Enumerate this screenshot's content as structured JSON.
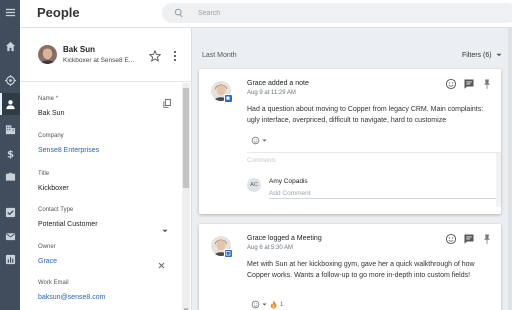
{
  "header": {
    "title": "People",
    "search_placeholder": "Search"
  },
  "nav": {
    "icons": [
      "menu-icon",
      "home-icon",
      "target-icon",
      "person-icon",
      "building-icon",
      "dollar-icon",
      "briefcase-icon",
      "checkbox-icon",
      "mail-icon",
      "chart-icon"
    ],
    "active": "person-icon"
  },
  "contact": {
    "name": "Bak Sun",
    "subtitle": "Kickboxer at Sense8 E..."
  },
  "fields": [
    {
      "label": "Name",
      "required_mark": "*",
      "value": "Bak Sun"
    },
    {
      "label": "Company",
      "value": "Sense8 Enterprises"
    },
    {
      "label": "Title",
      "value": "Kickboxer"
    },
    {
      "label": "Contact Type",
      "value": "Potential Customer"
    },
    {
      "label": "Owner",
      "value": "Grace"
    },
    {
      "label": "Work Email",
      "value": "baksun@sense8.com"
    }
  ],
  "feed": {
    "heading": "Last Month",
    "filters_label": "Filters (6)",
    "cards": [
      {
        "title": "Grace added a note",
        "date": "Aug 9 at 11:29 AM",
        "body": "Had a question about moving to Copper from legacy CRM. Main complaints: ugly interface, overpriced, difficult to navigate, hard to customize",
        "comments_label": "Comments",
        "commenter_initials": "AC",
        "commenter_name": "Amy Copadis",
        "add_comment_placeholder": "Add Comment"
      },
      {
        "title": "Grace logged a Meeting",
        "date": "Aug 6 at 5:30 AM",
        "body": "Met with Sun at her kickboxing gym, gave her a quick walkthrough of how Copper works. Wants a follow-up to go more in-depth into custom fields!",
        "reaction_count": "1"
      }
    ]
  },
  "colors": {
    "nav_bg": "#3f4d5c",
    "link": "#2a63b6",
    "badge": "#2b6bd6"
  }
}
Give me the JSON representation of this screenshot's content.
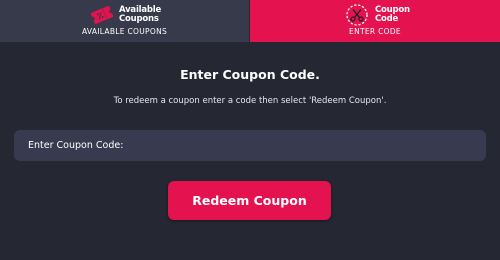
{
  "tabs": {
    "available": {
      "logo_line1": "Available",
      "logo_line2": "Coupons",
      "caption": "AVAILABLE COUPONS",
      "icon": "coupon-ticket-icon"
    },
    "enter": {
      "logo_line1": "Coupon",
      "logo_line2": "Code",
      "caption": "ENTER CODE",
      "icon": "coupon-scissors-icon",
      "active": true
    }
  },
  "main": {
    "title": "Enter Coupon Code.",
    "instructions": "To redeem a coupon enter a code then select 'Redeem Coupon'.",
    "field_placeholder": "Enter Coupon Code:",
    "field_value": "",
    "redeem_label": "Redeem Coupon"
  },
  "colors": {
    "background": "#252733",
    "tab_inactive": "#373a4a",
    "accent": "#e4124f",
    "field": "#383b4f"
  }
}
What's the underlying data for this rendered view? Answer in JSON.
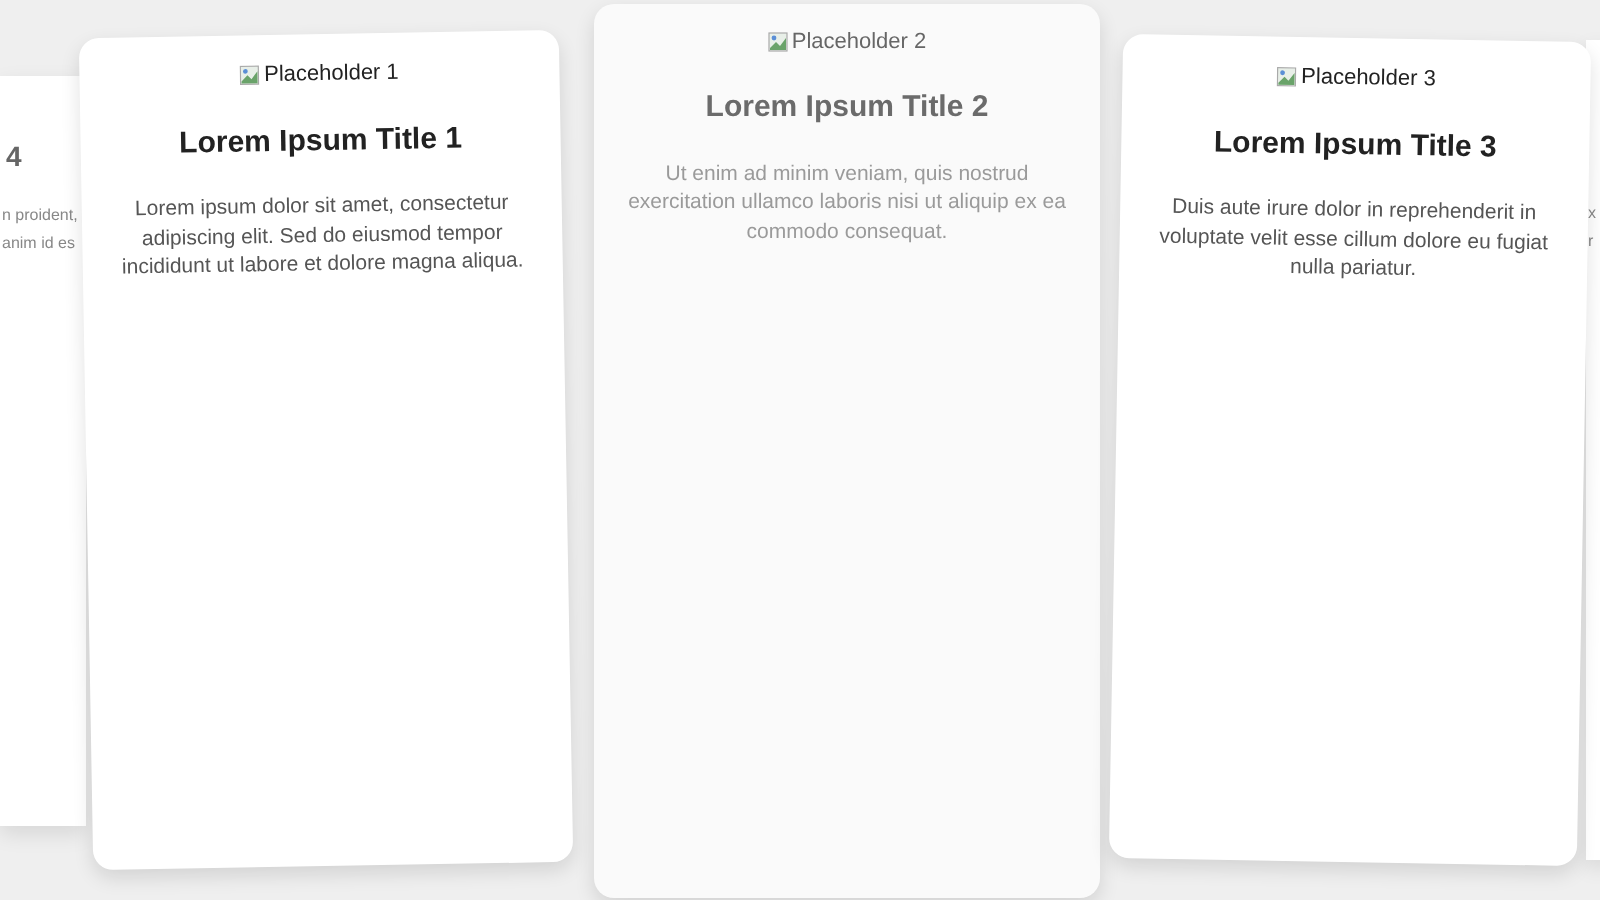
{
  "cards": [
    {
      "kind": "partial_left",
      "title": "4",
      "lines": [
        "n proident,",
        "anim id es"
      ]
    },
    {
      "kind": "full",
      "faded": false,
      "image_alt": "Placeholder 1",
      "title": "Lorem Ipsum Title 1",
      "body": "Lorem ipsum dolor sit amet, consectetur adipiscing elit. Sed do eiusmod tempor incididunt ut labore et dolore magna aliqua."
    },
    {
      "kind": "full",
      "faded": true,
      "image_alt": "Placeholder 2",
      "title": "Lorem Ipsum Title 2",
      "body": "Ut enim ad minim veniam, quis nostrud exercitation ullamco laboris nisi ut aliquip ex ea commodo consequat."
    },
    {
      "kind": "full",
      "faded": false,
      "image_alt": "Placeholder 3",
      "title": "Lorem Ipsum Title 3",
      "body": "Duis aute irure dolor in reprehenderit in voluptate velit esse cillum dolore eu fugiat nulla pariatur."
    },
    {
      "kind": "partial_right",
      "lines": [
        "x",
        "r"
      ]
    }
  ]
}
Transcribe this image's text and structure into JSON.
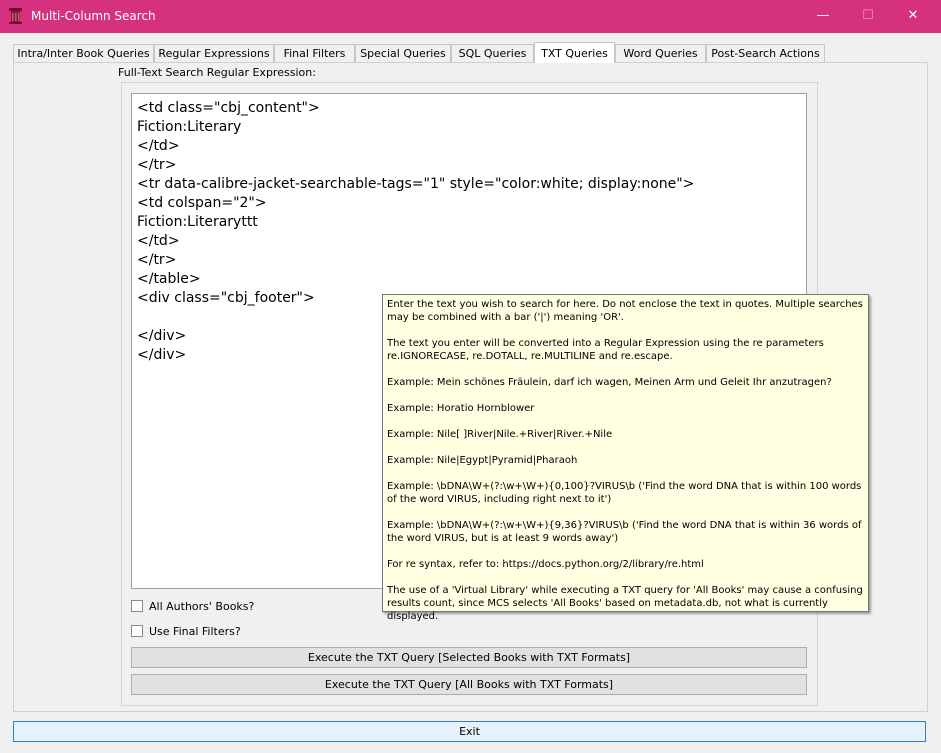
{
  "window": {
    "title": "Multi-Column Search",
    "controls": {
      "minimize": "—",
      "maximize": "☐",
      "close": "✕"
    },
    "accent": "#d6317f"
  },
  "tabs": [
    {
      "label": "Intra/Inter Book Queries",
      "active": false
    },
    {
      "label": "Regular Expressions",
      "active": false
    },
    {
      "label": "Final Filters",
      "active": false
    },
    {
      "label": "Special Queries",
      "active": false
    },
    {
      "label": "SQL Queries",
      "active": false
    },
    {
      "label": "TXT Queries",
      "active": true
    },
    {
      "label": "Word Queries",
      "active": false
    },
    {
      "label": "Post-Search Actions",
      "active": false
    }
  ],
  "txt_query": {
    "field_label": "Full-Text Search Regular Expression:",
    "editor_lines": [
      "<td class=\"cbj_content\">",
      "Fiction:Literary",
      "</td>",
      "</tr>",
      "<tr data-calibre-jacket-searchable-tags=\"1\" style=\"color:white; display:none\">",
      "<td colspan=\"2\">",
      "Fiction:Literaryttt",
      "</td>",
      "</tr>",
      "</table>",
      "<div class=\"cbj_footer\">",
      "",
      "</div>",
      "</div>"
    ],
    "all_authors_label": "All Authors' Books?",
    "all_authors_checked": false,
    "use_final_filters_label": "Use Final Filters?",
    "use_final_filters_checked": false,
    "execute_selected_label": "Execute the TXT Query [Selected Books with TXT Formats]",
    "execute_all_label": "Execute the TXT Query [All Books with TXT Formats]"
  },
  "tooltip": {
    "paragraphs": [
      "Enter the text you wish to search for here. Do not enclose the text in quotes. Multiple searches may be combined with a bar ('|') meaning 'OR'.",
      "The text you enter will be converted into a Regular Expression using the re parameters re.IGNORECASE, re.DOTALL, re.MULTILINE and re.escape.",
      "Example: Mein schönes Fräulein, darf ich wagen, Meinen Arm und Geleit Ihr anzutragen?",
      "Example: Horatio Hornblower",
      "Example: Nile[ ]River|Nile.+River|River.+Nile",
      "Example: Nile|Egypt|Pyramid|Pharaoh",
      "Example: \\bDNA\\W+(?:\\w+\\W+){0,100}?VIRUS\\b ('Find the word DNA that is within 100 words of the word VIRUS, including right next to it')",
      "Example: \\bDNA\\W+(?:\\w+\\W+){9,36}?VIRUS\\b ('Find the word DNA that is within 36 words of the word VIRUS, but is at least 9 words away')",
      "For re syntax, refer to: https://docs.python.org/2/library/re.html",
      "The use of a 'Virtual Library' while executing a TXT query for 'All Books' may cause a confusing results count, since MCS selects 'All Books' based on metadata.db, not what is currently displayed."
    ]
  },
  "footer": {
    "exit_label": "Exit"
  }
}
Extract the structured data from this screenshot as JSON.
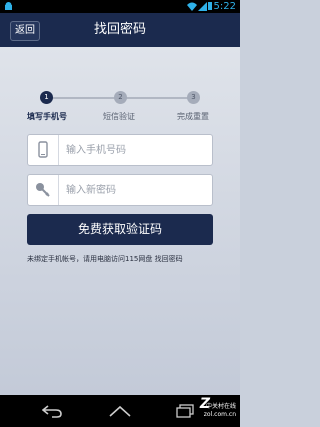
{
  "status_bar": {
    "time": "5:22"
  },
  "header": {
    "back_label": "返回",
    "title": "找回密码"
  },
  "steps": [
    {
      "number": "1",
      "label": "填写手机号",
      "active": true
    },
    {
      "number": "2",
      "label": "短信验证",
      "active": false
    },
    {
      "number": "3",
      "label": "完成重置",
      "active": false
    }
  ],
  "form": {
    "phone_placeholder": "输入手机号码",
    "password_placeholder": "输入新密码",
    "submit_label": "免费获取验证码",
    "tip": "未绑定手机帐号，请用电脑访问115网盘 找回密码"
  },
  "watermark": {
    "line1": "中关村在线",
    "line2": "zol.com.cn"
  },
  "colors": {
    "accent": "#1b2a4e",
    "status_blue": "#2fb1e8",
    "background": "#c9d0dc"
  }
}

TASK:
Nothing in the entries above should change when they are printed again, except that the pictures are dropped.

RESULT OF THIS TASK:
Enumerate this screenshot's content as structured JSON.
{
  "header": {
    "title": "People",
    "search_placeholder": "Search"
  },
  "nav": {
    "icons": [
      "menu-icon",
      "home-icon",
      "target-icon",
      "person-icon",
      "building-icon",
      "dollar-icon",
      "briefcase-icon",
      "checkbox-icon",
      "mail-icon",
      "chart-icon"
    ],
    "active": "person-icon"
  },
  "contact": {
    "name": "Bak Sun",
    "subtitle": "Kickboxer at Sense8 E..."
  },
  "fields": [
    {
      "label": "Name",
      "required_mark": "*",
      "value": "Bak Sun"
    },
    {
      "label": "Company",
      "value": "Sense8 Enterprises"
    },
    {
      "label": "Title",
      "value": "Kickboxer"
    },
    {
      "label": "Contact Type",
      "value": "Potential Customer"
    },
    {
      "label": "Owner",
      "value": "Grace"
    },
    {
      "label": "Work Email",
      "value": "baksun@sense8.com"
    }
  ],
  "feed": {
    "heading": "Last Month",
    "filters_label": "Filters (6)",
    "cards": [
      {
        "title": "Grace added a note",
        "date": "Aug 9 at 11:29 AM",
        "body": "Had a question about moving to Copper from legacy CRM. Main complaints: ugly interface, overpriced, difficult to navigate, hard to customize",
        "comments_label": "Comments",
        "commenter_initials": "AC",
        "commenter_name": "Amy Copadis",
        "add_comment_placeholder": "Add Comment"
      },
      {
        "title": "Grace logged a Meeting",
        "date": "Aug 6 at 5:30 AM",
        "body": "Met with Sun at her kickboxing gym, gave her a quick walkthrough of how Copper works. Wants a follow-up to go more in-depth into custom fields!",
        "reaction_count": "1"
      }
    ]
  },
  "colors": {
    "nav_bg": "#3f4d5c",
    "link": "#2a63b6",
    "badge": "#2b6bd6"
  }
}
Give me the JSON representation of this screenshot's content.
{
  "tabs": {
    "available": {
      "logo_line1": "Available",
      "logo_line2": "Coupons",
      "caption": "AVAILABLE COUPONS",
      "icon": "coupon-ticket-icon"
    },
    "enter": {
      "logo_line1": "Coupon",
      "logo_line2": "Code",
      "caption": "ENTER CODE",
      "icon": "coupon-scissors-icon",
      "active": true
    }
  },
  "main": {
    "title": "Enter Coupon Code.",
    "instructions": "To redeem a coupon enter a code then select 'Redeem Coupon'.",
    "field_placeholder": "Enter Coupon Code:",
    "field_value": "",
    "redeem_label": "Redeem Coupon"
  },
  "colors": {
    "background": "#252733",
    "tab_inactive": "#373a4a",
    "accent": "#e4124f",
    "field": "#383b4f"
  }
}
What's the underlying data for this rendered view? Answer in JSON.
{
  "cards": [
    {
      "kind": "partial_left",
      "title": "4",
      "lines": [
        "n proident,",
        "anim id es"
      ]
    },
    {
      "kind": "full",
      "faded": false,
      "image_alt": "Placeholder 1",
      "title": "Lorem Ipsum Title 1",
      "body": "Lorem ipsum dolor sit amet, consectetur adipiscing elit. Sed do eiusmod tempor incididunt ut labore et dolore magna aliqua."
    },
    {
      "kind": "full",
      "faded": true,
      "image_alt": "Placeholder 2",
      "title": "Lorem Ipsum Title 2",
      "body": "Ut enim ad minim veniam, quis nostrud exercitation ullamco laboris nisi ut aliquip ex ea commodo consequat."
    },
    {
      "kind": "full",
      "faded": false,
      "image_alt": "Placeholder 3",
      "title": "Lorem Ipsum Title 3",
      "body": "Duis aute irure dolor in reprehenderit in voluptate velit esse cillum dolore eu fugiat nulla pariatur."
    },
    {
      "kind": "partial_right",
      "lines": [
        "x",
        "r"
      ]
    }
  ]
}
Transcribe this image's text and structure into JSON.
{
  "window": {
    "title": "Multi-Column Search",
    "controls": {
      "minimize": "—",
      "maximize": "☐",
      "close": "✕"
    },
    "accent": "#d6317f"
  },
  "tabs": [
    {
      "label": "Intra/Inter Book Queries",
      "active": false
    },
    {
      "label": "Regular Expressions",
      "active": false
    },
    {
      "label": "Final Filters",
      "active": false
    },
    {
      "label": "Special Queries",
      "active": false
    },
    {
      "label": "SQL Queries",
      "active": false
    },
    {
      "label": "TXT Queries",
      "active": true
    },
    {
      "label": "Word Queries",
      "active": false
    },
    {
      "label": "Post-Search Actions",
      "active": false
    }
  ],
  "txt_query": {
    "field_label": "Full-Text Search Regular Expression:",
    "editor_lines": [
      "<td class=\"cbj_content\">",
      "Fiction:Literary",
      "</td>",
      "</tr>",
      "<tr data-calibre-jacket-searchable-tags=\"1\" style=\"color:white; display:none\">",
      "<td colspan=\"2\">",
      "Fiction:Literaryttt",
      "</td>",
      "</tr>",
      "</table>",
      "<div class=\"cbj_footer\">",
      "",
      "</div>",
      "</div>"
    ],
    "all_authors_label": "All Authors' Books?",
    "all_authors_checked": false,
    "use_final_filters_label": "Use Final Filters?",
    "use_final_filters_checked": false,
    "execute_selected_label": "Execute the TXT Query [Selected Books with TXT Formats]",
    "execute_all_label": "Execute the TXT Query [All Books with TXT Formats]"
  },
  "tooltip": {
    "paragraphs": [
      "Enter the text you wish to search for here. Do not enclose the text in quotes. Multiple searches may be combined with a bar ('|') meaning 'OR'.",
      "The text you enter will be converted into a Regular Expression using the re parameters re.IGNORECASE, re.DOTALL, re.MULTILINE and re.escape.",
      "Example: Mein schönes Fräulein, darf ich wagen, Meinen Arm und Geleit Ihr anzutragen?",
      "Example: Horatio Hornblower",
      "Example: Nile[ ]River|Nile.+River|River.+Nile",
      "Example: Nile|Egypt|Pyramid|Pharaoh",
      "Example: \\bDNA\\W+(?:\\w+\\W+){0,100}?VIRUS\\b ('Find the word DNA that is within 100 words of the word VIRUS, including right next to it')",
      "Example: \\bDNA\\W+(?:\\w+\\W+){9,36}?VIRUS\\b ('Find the word DNA that is within 36 words of the word VIRUS, but is at least 9 words away')",
      "For re syntax, refer to: https://docs.python.org/2/library/re.html",
      "The use of a 'Virtual Library' while executing a TXT query for 'All Books' may cause a confusing results count, since MCS selects 'All Books' based on metadata.db, not what is currently displayed."
    ]
  },
  "footer": {
    "exit_label": "Exit"
  }
}
Extract the structured data from this screenshot as JSON.
{
  "status_bar": {
    "time": "5:22"
  },
  "header": {
    "back_label": "返回",
    "title": "找回密码"
  },
  "steps": [
    {
      "number": "1",
      "label": "填写手机号",
      "active": true
    },
    {
      "number": "2",
      "label": "短信验证",
      "active": false
    },
    {
      "number": "3",
      "label": "完成重置",
      "active": false
    }
  ],
  "form": {
    "phone_placeholder": "输入手机号码",
    "password_placeholder": "输入新密码",
    "submit_label": "免费获取验证码",
    "tip": "未绑定手机帐号，请用电脑访问115网盘 找回密码"
  },
  "watermark": {
    "line1": "中关村在线",
    "line2": "zol.com.cn"
  },
  "colors": {
    "accent": "#1b2a4e",
    "status_blue": "#2fb1e8",
    "background": "#c9d0dc"
  }
}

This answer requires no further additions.